IPAV sets out how new Govt could cut €32k off new home prices
The new Government needs to incentivise small and large builders by making building finance available at interest rates of between 1pc to 3pc, IPAV, the Institute of Professional Auctioneer & Valuers, has said in a new document being sent to all political parties entitled ‘Tackling the Housing Crisis’ .
The organisation says mezzanine finance currently available at exorbitant rates of 15pc to 20pc, is prohibitive and all such costs are passed on to the house buyer.
IPAV is also calling for the Department of Environment, Community & Local Government to be empowered to provide such finance to builders who may wish to participate in what would be an Agreed Price Building Scheme (APBS), which would be in the region of €100 per sq. foot, excluding site costs and works. The organisation estimates that both these measures could slash €25,000 from the cost of a typical home. A VAT reduction from 13.5pc to 9pc would cut an additional €7,000 approx. from the price of a home with no loss to the Exchequer since it would benefit from increased volume of house sales.
IPAV says the measures would be fail-safe since the Government could readily borrow from the ECB at historically low interest rates, and the monies would be repaid to the Government as the properties are sold.
Among the other measures in the document are:
Ø A full Cabinet post for the housing sector;
Ø An easing of the Central Bank mortgage lending restrictions by increasing the loan to income ratio from 3.5 times income to 4 or 4.5 times income;
Ø Increasing the number of areas of operation of the new Development Contribution Rebate scheme beyond Dublin and Cork to prevent the kind of acute shortages currently being experienced in these cities reaching regional centres in the next 18 months.

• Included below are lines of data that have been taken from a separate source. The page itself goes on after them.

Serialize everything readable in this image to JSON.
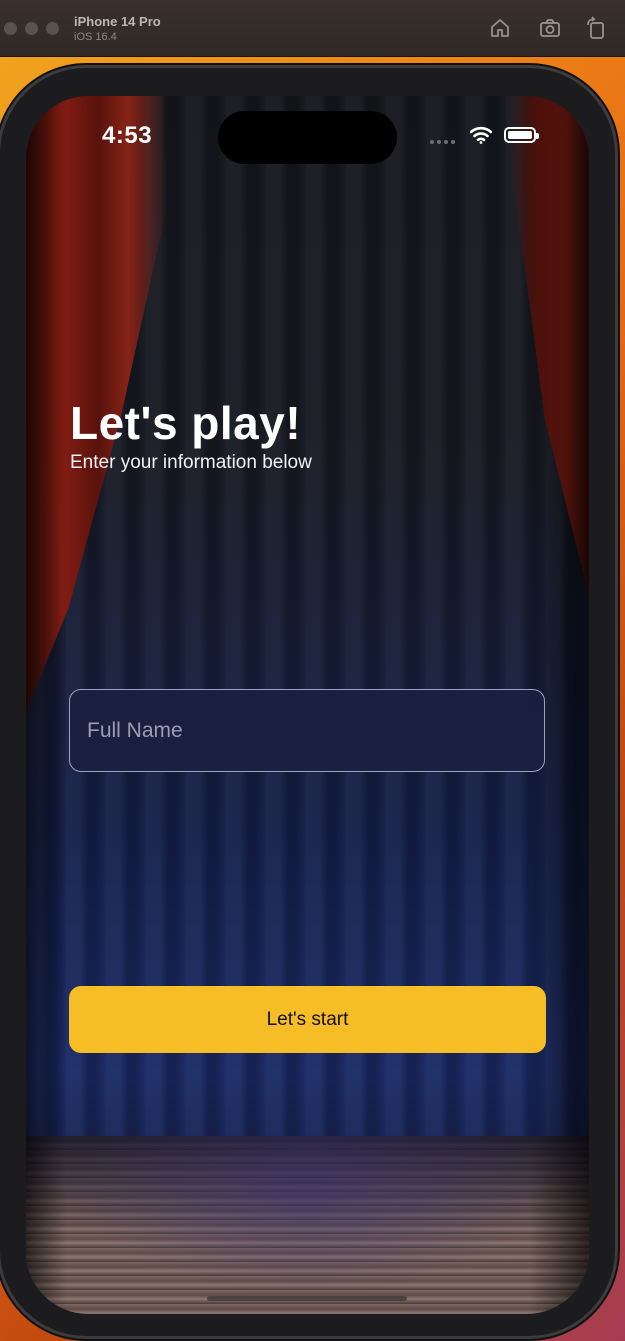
{
  "simulator": {
    "device_name": "iPhone 14 Pro",
    "os_version": "iOS 16.4",
    "toolbar_icons": [
      "home-icon",
      "screenshot-icon",
      "rotate-icon"
    ]
  },
  "status_bar": {
    "time": "4:53",
    "icons": [
      "cellular-signal-icon",
      "wifi-icon",
      "battery-icon"
    ],
    "battery_level": 1.0
  },
  "main": {
    "title": "Let's play!",
    "subtitle": "Enter your information below",
    "name_input": {
      "placeholder": "Full Name",
      "value": ""
    },
    "start_button_label": "Let's start"
  },
  "colors": {
    "accent_button": "#F6BD27",
    "input_background": "#1B1F40",
    "input_border": "#9EA2BD",
    "text_primary": "#FFFFFF"
  }
}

The scheme during 2016 and 2017 offers, subject to certain conditions, between 80% and 100% rebate on development levies paid;
Ø Extending the scope of this scheme to include developments of less than 50 units;

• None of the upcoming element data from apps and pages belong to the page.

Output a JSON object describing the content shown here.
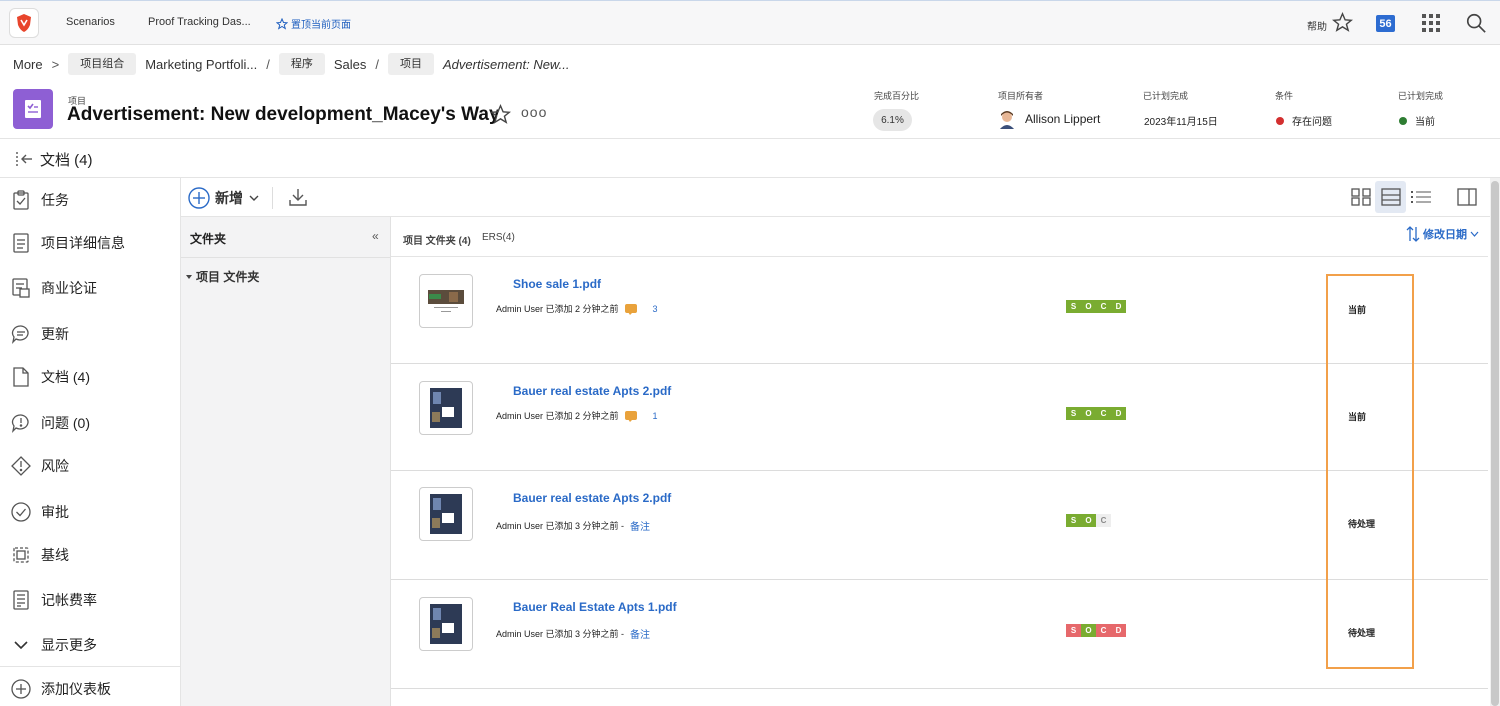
{
  "topnav": {
    "links": [
      "Scenarios",
      "Proof Tracking Das..."
    ],
    "pin_label": "置顶当前页面",
    "help": "帮助",
    "notifications": "56"
  },
  "breadcrumb": {
    "more": "More",
    "portfolio_chip": "项目组合",
    "portfolio": "Marketing Portfoli...",
    "program_chip": "程序",
    "program": "Sales",
    "project_chip": "项目",
    "current": "Advertisement: New..."
  },
  "header": {
    "type": "项目",
    "title": "Advertisement: New development_Macey's Way",
    "more": "ooo",
    "percent_label": "完成百分比",
    "percent": "6.1%",
    "owner_label": "项目所有者",
    "owner": "Allison Lippert",
    "planned_label": "已计划完成",
    "planned": "2023年11月15日",
    "condition_label": "条件",
    "condition": "存在问题",
    "condition_color": "#d32f2f",
    "planned2_label": "已计划完成",
    "planned2": "当前",
    "planned2_color": "#2e7d32"
  },
  "section": {
    "title": "文档 (4)"
  },
  "leftnav": {
    "items": [
      {
        "label": "任务",
        "icon": "clipboard-check-icon"
      },
      {
        "label": "项目详细信息",
        "icon": "document-icon"
      },
      {
        "label": "商业论证",
        "icon": "business-case-icon"
      },
      {
        "label": "更新",
        "icon": "chat-bubble-icon"
      },
      {
        "label": "文档 (4)",
        "icon": "file-icon"
      },
      {
        "label": "问题 (0)",
        "icon": "issue-icon"
      },
      {
        "label": "风险",
        "icon": "risk-icon"
      },
      {
        "label": "审批",
        "icon": "approval-icon"
      },
      {
        "label": "基线",
        "icon": "baseline-icon"
      },
      {
        "label": "记帐费率",
        "icon": "billing-rate-icon"
      },
      {
        "label": "显示更多",
        "icon": "chevron-down-icon"
      }
    ],
    "add_dashboard": "添加仪表板"
  },
  "toolbar": {
    "new_label": "新增"
  },
  "folders": {
    "heading": "文件夹",
    "items": [
      "项目 文件夹"
    ]
  },
  "list": {
    "tab_project": "项目 文件夹 (4)",
    "tab_ers": "ERS(4)",
    "sort_label": "修改日期",
    "docs": [
      {
        "name": "Shoe sale 1.pdf",
        "meta": "Admin User 已添加 2 分钟之前",
        "comments": "3",
        "note": "",
        "socd": [
          "S",
          "O",
          "C",
          "D"
        ],
        "socd_colors": [
          "g",
          "g",
          "g",
          "g"
        ],
        "status": "当前"
      },
      {
        "name": "Bauer real estate Apts 2.pdf",
        "meta": "Admin User 已添加 2 分钟之前",
        "comments": "1",
        "note": "",
        "socd": [
          "S",
          "O",
          "C",
          "D"
        ],
        "socd_colors": [
          "g",
          "g",
          "g",
          "g"
        ],
        "status": "当前"
      },
      {
        "name": "Bauer real estate Apts 2.pdf",
        "meta": "Admin User 已添加 3 分钟之前 -",
        "comments": "",
        "note": "备注",
        "socd": [
          "S",
          "O",
          "C"
        ],
        "socd_colors": [
          "g",
          "g",
          "gr"
        ],
        "status": "待处理"
      },
      {
        "name": "Bauer Real Estate Apts 1.pdf",
        "meta": "Admin User 已添加 3 分钟之前 -",
        "comments": "",
        "note": "备注",
        "socd": [
          "S",
          "O",
          "C",
          "D"
        ],
        "socd_colors": [
          "r",
          "g",
          "r",
          "r"
        ],
        "status": "待处理"
      }
    ]
  }
}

Ø A review of the recently introduced Vacant Site Levy of 3pc to ensure it is sufficient to serve its intended purpose of preventing the hoarding of sites by speculators and bringing more land in city centres into production.
Pat Davitt, Chief Executive of IPAV says the series of measures are intended to “release the stubborn impediments that are central to deepening and exacerbating the current housing crisis.”
“Choice is diminishing and social change is being foisted upon people. Those who can’t rent are falling into homelessness, are being temporarily housed by the State in hotels or are staying longer with their families. Those who can’t buy are renting longer or are being pushed out into the suburbs. Those who build properties are finding the cost of building prohibitive.”
He said house prices nationally are still 35pc to 40pc behind the peak of 2006. Second hand homes in many areas of the country are being sold for substantially less than the cost of new builds. And in the Greater Dublin area the majority of building is happening in areas which can command higher sale prices.
“Social change of the nature currently happening as a result of the housing crisis should not happen as a by-product of policy. We need a definitive whole of Government approach planning cohesively and thoroughly for a sustainable property market.”
IPAV’s document questions the policy of NAMA in continuing to sell large numbers of residential units to foreign investment funds and says consideration should be given to NAMA supporting Irish governmental institutions such as housing agencies in acquiring properties.
It also calls for a full Cabinet position for housing and states: “The prolonging of the housing crisis is not helped by the current administrative and political structure where Government departments focus on the issues from a perspective of individual departmental or ministerial responsibility. Housing policy is so critical to the social and economic wellbeing of any society, but particularly one such as Ireland with severe legacy effects from the financial collapse, that it needs a whole of Government approach. We would encourage the new Government, whateverform it takes, to appoint a full cabinet minister with responsibility for the housing sector.”
It also recommends the setting up of a consultative Property Council, comprised of all stakeholders to advise the new Minister.